| What to work on |
What you return must be the lines of the data that hold the word "Video".

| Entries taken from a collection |
▬▬▬

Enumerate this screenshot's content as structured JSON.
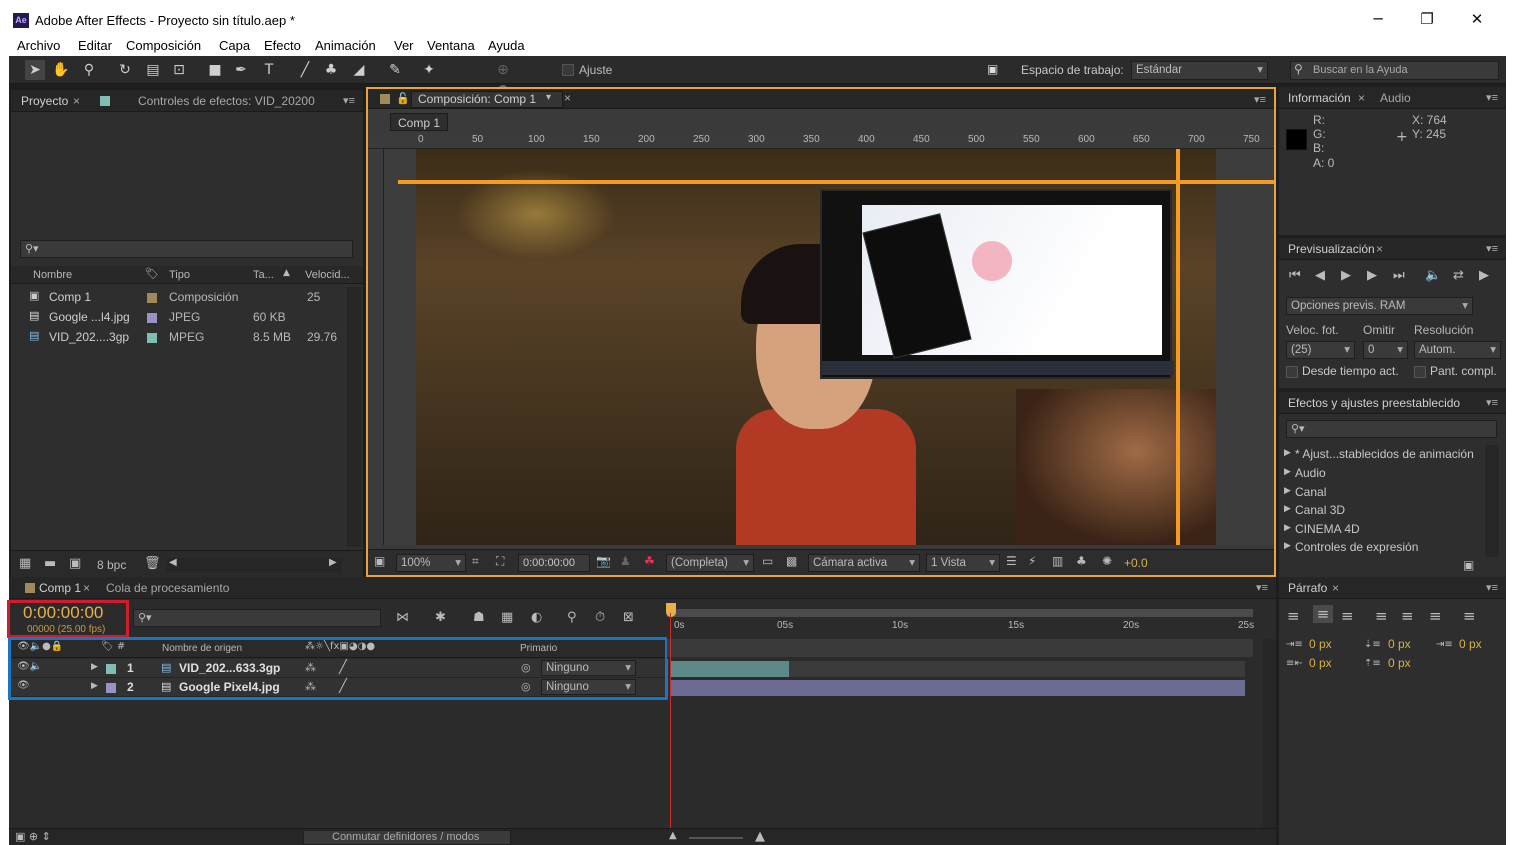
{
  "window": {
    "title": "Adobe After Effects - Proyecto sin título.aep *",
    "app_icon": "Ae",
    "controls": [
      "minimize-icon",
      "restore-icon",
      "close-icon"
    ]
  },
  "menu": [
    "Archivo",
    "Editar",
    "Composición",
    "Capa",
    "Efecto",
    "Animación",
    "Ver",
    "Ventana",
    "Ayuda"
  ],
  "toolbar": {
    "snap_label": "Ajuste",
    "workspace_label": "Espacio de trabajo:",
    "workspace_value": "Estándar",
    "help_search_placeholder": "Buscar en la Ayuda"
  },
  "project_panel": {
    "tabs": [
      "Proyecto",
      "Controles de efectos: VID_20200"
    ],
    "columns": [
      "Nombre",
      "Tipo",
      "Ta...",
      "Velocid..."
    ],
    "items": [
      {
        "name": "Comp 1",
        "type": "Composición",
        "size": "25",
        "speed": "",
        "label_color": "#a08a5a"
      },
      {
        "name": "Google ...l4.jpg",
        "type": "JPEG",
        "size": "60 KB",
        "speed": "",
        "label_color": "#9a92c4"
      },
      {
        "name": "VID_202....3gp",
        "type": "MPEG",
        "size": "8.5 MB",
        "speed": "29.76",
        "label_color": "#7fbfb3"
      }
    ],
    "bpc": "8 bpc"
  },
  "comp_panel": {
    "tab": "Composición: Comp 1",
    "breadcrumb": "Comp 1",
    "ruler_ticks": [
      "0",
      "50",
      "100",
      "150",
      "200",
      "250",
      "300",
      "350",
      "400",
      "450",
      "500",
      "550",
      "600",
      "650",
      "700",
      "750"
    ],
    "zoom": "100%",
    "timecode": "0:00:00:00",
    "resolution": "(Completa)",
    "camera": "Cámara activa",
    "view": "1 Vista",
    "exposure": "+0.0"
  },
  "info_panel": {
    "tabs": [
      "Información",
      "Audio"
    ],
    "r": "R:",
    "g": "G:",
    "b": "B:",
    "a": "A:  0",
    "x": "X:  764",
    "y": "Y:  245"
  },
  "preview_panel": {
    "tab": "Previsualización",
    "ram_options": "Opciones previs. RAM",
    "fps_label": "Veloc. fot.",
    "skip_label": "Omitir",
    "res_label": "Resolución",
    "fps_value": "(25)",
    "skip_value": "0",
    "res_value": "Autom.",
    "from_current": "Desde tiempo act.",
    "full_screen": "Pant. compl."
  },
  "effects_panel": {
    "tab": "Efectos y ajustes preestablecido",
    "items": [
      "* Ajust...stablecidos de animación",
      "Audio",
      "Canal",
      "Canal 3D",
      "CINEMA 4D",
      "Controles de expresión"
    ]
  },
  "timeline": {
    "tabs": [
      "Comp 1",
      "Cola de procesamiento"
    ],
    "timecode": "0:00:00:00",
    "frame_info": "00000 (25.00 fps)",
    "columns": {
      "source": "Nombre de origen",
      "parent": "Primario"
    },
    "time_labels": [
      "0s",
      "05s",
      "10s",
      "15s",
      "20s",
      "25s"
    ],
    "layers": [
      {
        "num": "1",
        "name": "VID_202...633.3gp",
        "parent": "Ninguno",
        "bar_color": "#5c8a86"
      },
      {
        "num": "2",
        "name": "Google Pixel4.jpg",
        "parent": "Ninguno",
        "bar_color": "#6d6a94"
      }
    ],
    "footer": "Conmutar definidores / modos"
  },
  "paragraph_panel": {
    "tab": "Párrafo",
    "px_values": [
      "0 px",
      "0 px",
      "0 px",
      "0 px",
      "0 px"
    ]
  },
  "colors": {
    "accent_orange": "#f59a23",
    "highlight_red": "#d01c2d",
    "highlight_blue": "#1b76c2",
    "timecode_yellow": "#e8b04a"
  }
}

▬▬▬

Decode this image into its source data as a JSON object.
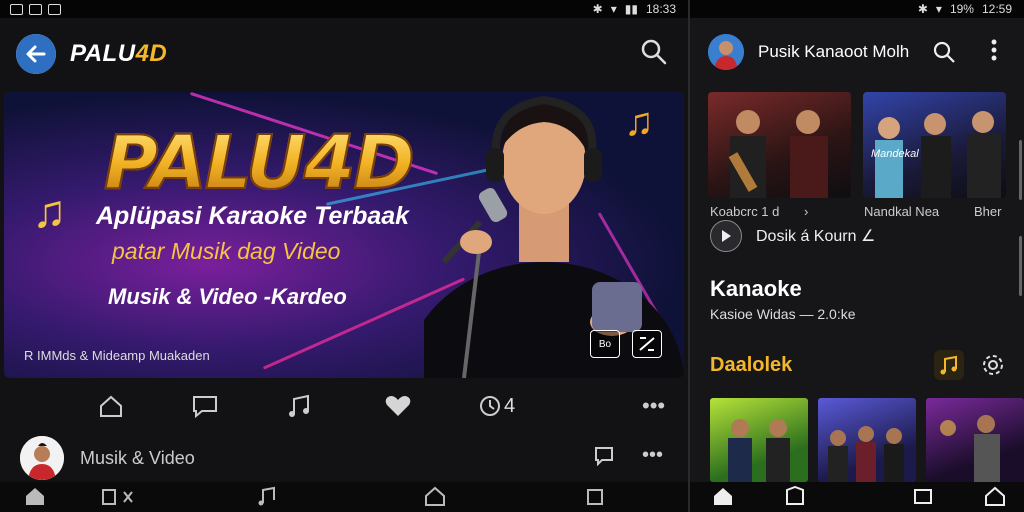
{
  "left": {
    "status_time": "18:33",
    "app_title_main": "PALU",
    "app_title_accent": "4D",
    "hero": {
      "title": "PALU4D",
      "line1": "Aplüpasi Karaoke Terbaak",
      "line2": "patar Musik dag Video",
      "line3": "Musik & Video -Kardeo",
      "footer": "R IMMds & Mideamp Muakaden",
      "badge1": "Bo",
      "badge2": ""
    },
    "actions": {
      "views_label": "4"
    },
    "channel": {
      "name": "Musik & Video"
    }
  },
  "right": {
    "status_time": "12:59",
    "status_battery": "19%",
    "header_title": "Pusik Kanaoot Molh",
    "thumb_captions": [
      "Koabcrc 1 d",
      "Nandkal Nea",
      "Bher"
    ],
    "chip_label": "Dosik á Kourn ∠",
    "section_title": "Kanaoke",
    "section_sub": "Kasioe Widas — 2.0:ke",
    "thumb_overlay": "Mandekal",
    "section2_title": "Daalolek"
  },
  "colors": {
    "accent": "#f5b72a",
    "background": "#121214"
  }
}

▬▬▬

| Written answer |
      "line2": "patar Musik dag Video",
      "line3": "Musik & Video -Kardeo",
      "name": "Musik & Video"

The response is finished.